_DATA FOR THIS TASK:_
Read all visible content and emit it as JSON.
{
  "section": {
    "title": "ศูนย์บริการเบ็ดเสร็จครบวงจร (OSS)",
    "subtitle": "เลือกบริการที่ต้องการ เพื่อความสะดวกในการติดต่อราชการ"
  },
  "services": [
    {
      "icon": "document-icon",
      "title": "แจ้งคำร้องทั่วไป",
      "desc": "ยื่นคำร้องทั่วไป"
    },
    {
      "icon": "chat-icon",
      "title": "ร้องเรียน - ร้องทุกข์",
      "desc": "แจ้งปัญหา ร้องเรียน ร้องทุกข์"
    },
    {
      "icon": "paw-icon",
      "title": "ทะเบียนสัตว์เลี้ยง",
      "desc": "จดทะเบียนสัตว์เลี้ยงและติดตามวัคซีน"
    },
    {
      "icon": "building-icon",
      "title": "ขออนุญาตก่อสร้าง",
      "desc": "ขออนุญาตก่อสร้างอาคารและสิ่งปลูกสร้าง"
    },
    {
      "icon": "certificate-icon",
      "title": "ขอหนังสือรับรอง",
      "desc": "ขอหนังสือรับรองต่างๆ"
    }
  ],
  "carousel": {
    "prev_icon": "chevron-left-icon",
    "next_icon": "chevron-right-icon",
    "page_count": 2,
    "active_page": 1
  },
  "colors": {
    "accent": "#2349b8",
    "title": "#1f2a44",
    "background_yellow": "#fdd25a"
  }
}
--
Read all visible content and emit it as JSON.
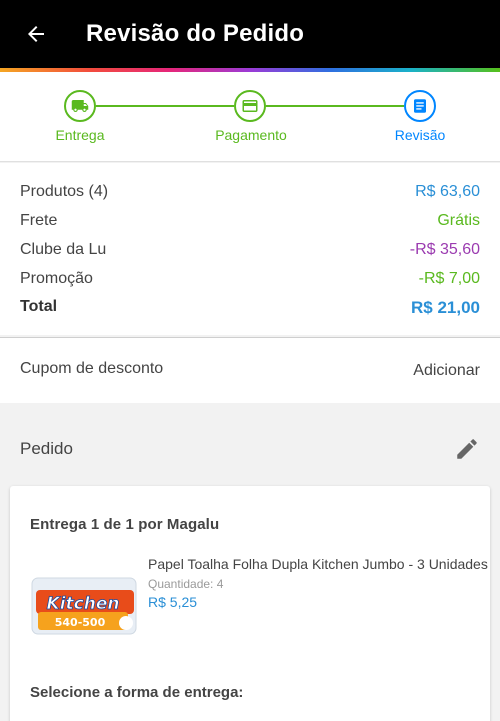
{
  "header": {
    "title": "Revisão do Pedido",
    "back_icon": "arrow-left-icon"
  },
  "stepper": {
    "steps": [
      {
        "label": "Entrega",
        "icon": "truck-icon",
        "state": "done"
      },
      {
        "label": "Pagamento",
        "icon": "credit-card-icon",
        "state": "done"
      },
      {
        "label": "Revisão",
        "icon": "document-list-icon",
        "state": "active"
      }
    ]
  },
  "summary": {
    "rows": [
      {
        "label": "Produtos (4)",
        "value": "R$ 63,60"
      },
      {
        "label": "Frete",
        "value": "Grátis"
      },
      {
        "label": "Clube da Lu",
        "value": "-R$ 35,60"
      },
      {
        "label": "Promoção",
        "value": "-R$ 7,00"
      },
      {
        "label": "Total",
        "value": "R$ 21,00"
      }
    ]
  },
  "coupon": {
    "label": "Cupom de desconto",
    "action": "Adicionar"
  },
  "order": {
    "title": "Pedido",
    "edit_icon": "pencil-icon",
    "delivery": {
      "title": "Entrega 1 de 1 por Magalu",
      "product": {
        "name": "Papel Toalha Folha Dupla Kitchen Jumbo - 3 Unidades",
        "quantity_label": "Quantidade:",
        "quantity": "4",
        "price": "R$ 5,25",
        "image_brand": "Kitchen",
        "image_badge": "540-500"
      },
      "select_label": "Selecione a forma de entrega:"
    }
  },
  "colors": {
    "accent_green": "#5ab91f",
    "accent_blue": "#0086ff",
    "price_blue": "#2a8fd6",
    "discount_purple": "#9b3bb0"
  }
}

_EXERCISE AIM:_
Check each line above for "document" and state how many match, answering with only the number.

_WRITTEN REPLY:_
2